Posted Sunday, July 5th, 2020
Funding Offsets Costs of Interdisciplinary Programming that Engages 500 Students Annually – Even Virtually
The “Project Yellowstone” academic program at County College of Morris has been awarded a New Jersey Council for the Humanities COVID-19 response grant, which will help finance upcoming experiences for students at CCM.
Award-winning “Project Yellowstone,” which offers numerous learning opportunities each year, is part of a CCM Community and Civic Engagement initiative that offers interdisciplinary programs, which bring together the academic disciplines of history, journalism, and biology to enhance student learning and community engagement. Programs offered on and off campus focus on environmental history and conservation via the lens of the National Park system, and has engaged more than 500 CCM students each year.
Nonprofit organizations that provide humanities programming to public audiences and who are facing financial hardship due to the COVID-19 pandemic were able to apply for funding via the federal CARES Act. The funding, allocated through the National Endowment for the Humanities, provided resources to allow the state Council to build a special COVID-19 response grant program. Funds were made available for operational and program support.
The CCM program was developed three years ago by several professors and instructors in various fields: Michelle Iden, history and political science; Samantha Gigliotti and Maria Isaza, biology and chemistry; John Soltes, communication. For the past two years, they have traveled to Yellowstone National Park to create greater awareness about conservation and protected lands and to share their experiences with CCM students and the public.
In October, 2020, the team had scheduled an educational and exploratory trip for six CCM students to Yellowstone. Due to COVID-19, the educational trip was indefinitely postponed. They hope to travel to the national park in May, 2021.
“This award is a testament to the quality of the program and the hard work of a very creative group of faculty. Students are learning about the natural environment from several perspectives and coming to understand how different academic disciplines work together,” said CCM Vice President of Academic Affairs John Marlin.
The NJCH grant will help finance “Project Yellowstone” programming scheduled for the Fall 2020 semester and Spring semester 2021. Here is a partial list of planned Fall programming:

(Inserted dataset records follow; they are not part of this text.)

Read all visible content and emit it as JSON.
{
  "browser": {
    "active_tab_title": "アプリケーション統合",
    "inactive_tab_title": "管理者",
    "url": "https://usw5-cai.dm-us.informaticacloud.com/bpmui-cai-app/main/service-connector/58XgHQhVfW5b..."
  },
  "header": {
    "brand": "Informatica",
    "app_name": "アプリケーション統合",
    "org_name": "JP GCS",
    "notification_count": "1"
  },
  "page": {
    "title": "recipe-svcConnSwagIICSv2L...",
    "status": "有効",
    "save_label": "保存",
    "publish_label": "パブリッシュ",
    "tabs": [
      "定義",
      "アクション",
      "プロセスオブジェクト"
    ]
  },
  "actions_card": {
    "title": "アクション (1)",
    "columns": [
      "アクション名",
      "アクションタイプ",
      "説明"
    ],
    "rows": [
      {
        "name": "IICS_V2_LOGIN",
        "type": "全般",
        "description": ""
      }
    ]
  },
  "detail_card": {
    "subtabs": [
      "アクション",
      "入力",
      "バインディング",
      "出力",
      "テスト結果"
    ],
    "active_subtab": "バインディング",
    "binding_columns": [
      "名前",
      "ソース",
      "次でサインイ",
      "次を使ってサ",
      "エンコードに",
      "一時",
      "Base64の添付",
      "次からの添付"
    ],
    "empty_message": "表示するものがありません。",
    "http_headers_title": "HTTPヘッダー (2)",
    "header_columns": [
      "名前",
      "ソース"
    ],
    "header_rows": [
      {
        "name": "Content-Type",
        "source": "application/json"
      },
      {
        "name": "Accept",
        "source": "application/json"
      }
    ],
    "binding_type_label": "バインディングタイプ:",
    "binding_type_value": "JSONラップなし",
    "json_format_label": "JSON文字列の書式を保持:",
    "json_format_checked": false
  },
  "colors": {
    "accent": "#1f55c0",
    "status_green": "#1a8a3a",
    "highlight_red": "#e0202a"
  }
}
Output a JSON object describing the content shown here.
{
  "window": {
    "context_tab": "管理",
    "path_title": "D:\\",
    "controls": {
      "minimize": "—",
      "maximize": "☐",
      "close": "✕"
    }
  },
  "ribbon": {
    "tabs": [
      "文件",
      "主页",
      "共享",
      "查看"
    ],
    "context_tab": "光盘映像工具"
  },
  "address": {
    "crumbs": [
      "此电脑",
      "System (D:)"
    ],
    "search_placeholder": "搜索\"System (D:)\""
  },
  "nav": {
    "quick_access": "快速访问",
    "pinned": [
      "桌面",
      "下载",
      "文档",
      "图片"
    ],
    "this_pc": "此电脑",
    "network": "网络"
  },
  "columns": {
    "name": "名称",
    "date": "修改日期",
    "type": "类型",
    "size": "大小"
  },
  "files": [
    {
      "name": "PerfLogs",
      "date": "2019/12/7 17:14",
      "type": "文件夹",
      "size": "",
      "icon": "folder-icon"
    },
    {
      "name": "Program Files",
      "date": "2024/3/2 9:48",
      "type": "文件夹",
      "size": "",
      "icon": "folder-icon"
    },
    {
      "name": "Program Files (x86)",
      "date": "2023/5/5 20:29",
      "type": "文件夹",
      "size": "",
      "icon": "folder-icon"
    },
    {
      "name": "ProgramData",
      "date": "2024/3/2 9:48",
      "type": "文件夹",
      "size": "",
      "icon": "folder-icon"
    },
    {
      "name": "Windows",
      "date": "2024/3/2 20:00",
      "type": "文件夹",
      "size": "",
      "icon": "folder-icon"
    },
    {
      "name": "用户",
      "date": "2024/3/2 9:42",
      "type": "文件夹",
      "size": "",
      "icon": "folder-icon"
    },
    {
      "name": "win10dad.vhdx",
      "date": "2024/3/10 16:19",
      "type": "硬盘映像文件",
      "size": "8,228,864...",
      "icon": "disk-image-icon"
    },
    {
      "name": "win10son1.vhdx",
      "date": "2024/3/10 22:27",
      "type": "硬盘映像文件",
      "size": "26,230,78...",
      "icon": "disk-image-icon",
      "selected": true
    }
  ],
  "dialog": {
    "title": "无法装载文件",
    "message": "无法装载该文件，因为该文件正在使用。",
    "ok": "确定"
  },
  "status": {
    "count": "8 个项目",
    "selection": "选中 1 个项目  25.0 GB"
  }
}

In September, a guided tour of the Great Swamp in Morristown will be given by Professor Gigliotti via a video-conferencing tool.
A public book discussion of John Krakauer’s “Into the Wild” will occur in October.
Dr. Shane Doyle, Native American Scholar and member of the Crow nation will give a public zoom presentation.
A faculty and staff book discussion of “The Immortal Life of Henrietta Lacks.”
Complete details of other Project Yellowstone programming will be forthcoming when adjustments are decided upon corresponding to the pandemic.